Learn from entrepreneurs involved in all varieties of new venture creation across the USA; a unique, first-person, national characterization of the new venture experience.
Learn from those thinking and acting entrepreneurially within a diverse mix of organization types.
Read emerging insights about people of all ages and socioeconomic backgrounds gaining life skills from the practice of entrepreneurship.
Six months. Over 250 entrepreneurs from familiar entrepreneurship hotspots and their lesser-known counterparts. A first-person, national characterization of entrepreneurship.
How do people actually experience entrepreneurship? This was the central question we sought to address in the first phase of research in the Babson Entrepreneur Experience Lab. To discover the answer, we modeled our approach on thinking like a designer. Using a human-centered design process—one that begins by including the very people we are designing for—we were able to walk in the shoes of entrepreneurs, to listen to their stories, and to see their world as they see it. The research plan integrated a core set of ethnographic methods that ensured significant exposure to the people, places, and things that make up the entrepreneur’s experience.

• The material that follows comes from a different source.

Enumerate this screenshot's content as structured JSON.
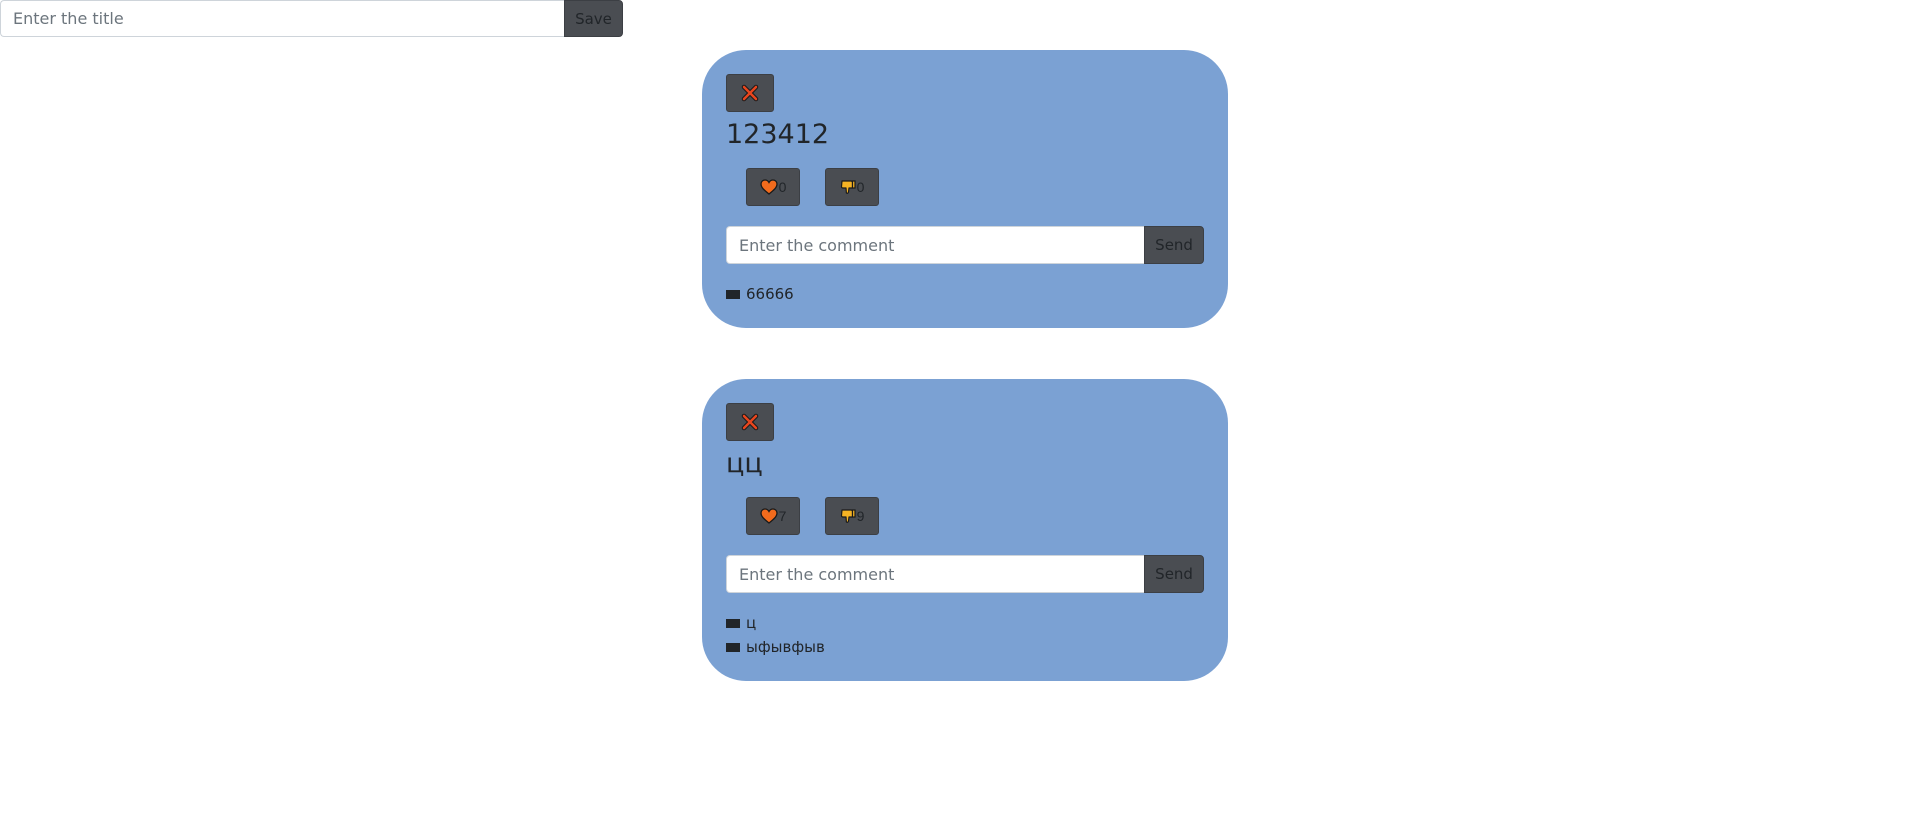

All research activities took place in the field or remotely through an online research platform. With fieldwork, we were able to interact with participants at a single point in time in the same location. With “web work,” we could bring a group of entrepreneurs from different places and of different types into one environment and engage them in a variety of research activities, asynchronously, over a period of weeks. The two approaches combined gave us deep insight into the entrepreneur experience.
To get the appropriate mix of entrepreneurs, we chose ecosystems and entry points as the primary criteria for participant recruitment. With little consensus in the literature and no generally accepted framework to quantify and compare ecosystems across geographies, entrepreneurial activity was used as a gauge for the relative strength of entrepreneurship ecosystems and as a basis for selecting locations in which to conduct our research. With no generally accepted definition of an entrepreneur, we worked towards a mix of traditional startups, family businesses, social enterprises, franchises and business acquisitions to ensure an appropriate diversity and range of experiences for optimal insight generation.
Interviews—individual, group and expert—were the primary means of eliciting the voice of the entrepreneur. Using a semi-structured interview protocol, a broad range of topics were addressed with study participants including self-identification, venture background and lifecycle, teams, funding and resourcing, networks and community, education and support systems.
Shadowing and Observation provided the opportunity to track an individual’s experience and their shifting needs over the course of several hours, and to understand the activities and behaviors of entrepreneurs in a variety of contexts by directly observing daily participation first-hand.
Self-documentation extended the reach of the research team by putting reporting tools into the hands of entrepreneurs so they could frame important aspects of their experience, environment, and relationships as they see it, uninfluenced by our presence.